LISTED ENTRIES: Begin

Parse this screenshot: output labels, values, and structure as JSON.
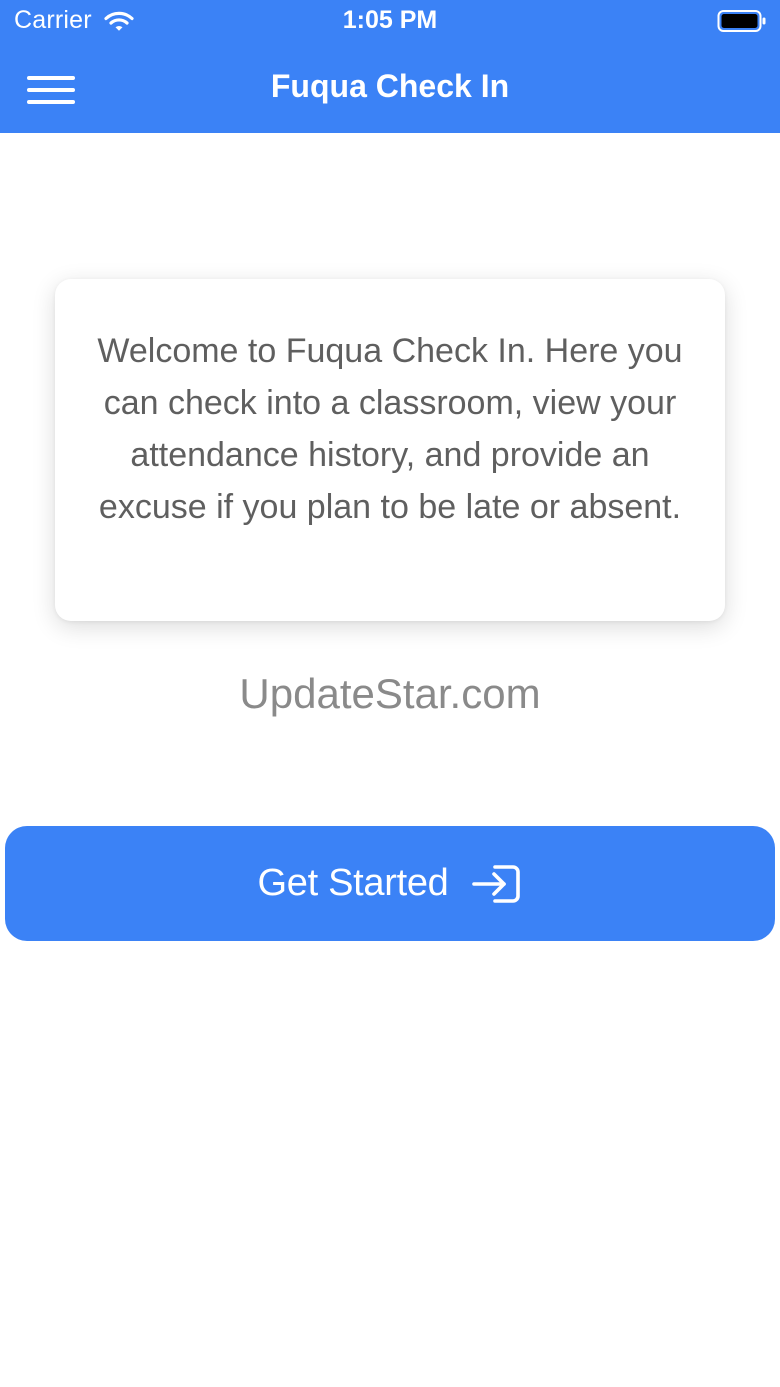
{
  "status_bar": {
    "carrier": "Carrier",
    "time": "1:05 PM",
    "icons": [
      "wifi-icon",
      "battery-icon"
    ]
  },
  "nav": {
    "title": "Fuqua Check In",
    "menu_icon": "hamburger-menu-icon"
  },
  "welcome": {
    "message": "Welcome to Fuqua Check In. Here you can check into a classroom, view your attendance history, and provide an excuse if you plan to be late or absent."
  },
  "watermark": {
    "text": "UpdateStar.com"
  },
  "actions": {
    "get_started_label": "Get Started",
    "get_started_icon": "login-arrow-icon"
  },
  "colors": {
    "accent": "#3b82f6",
    "background": "#ffffff",
    "body_text": "#5f5f5f",
    "watermark": "#8a8a8a"
  }
}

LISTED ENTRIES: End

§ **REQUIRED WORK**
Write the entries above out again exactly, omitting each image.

§ **RESPONSE AREA**
Parse this screenshot: output labels, values, and structure as JSON.
{
  "status_bar": {
    "carrier": "Carrier",
    "time": "1:05 PM",
    "icons": [
      "wifi-icon",
      "battery-icon"
    ]
  },
  "nav": {
    "title": "Fuqua Check In",
    "menu_icon": "hamburger-menu-icon"
  },
  "welcome": {
    "message": "Welcome to Fuqua Check In. Here you can check into a classroom, view your attendance history, and provide an excuse if you plan to be late or absent."
  },
  "watermark": {
    "text": "UpdateStar.com"
  },
  "actions": {
    "get_started_label": "Get Started",
    "get_started_icon": "login-arrow-icon"
  },
  "colors": {
    "accent": "#3b82f6",
    "background": "#ffffff",
    "body_text": "#5f5f5f",
    "watermark": "#8a8a8a"
  }
}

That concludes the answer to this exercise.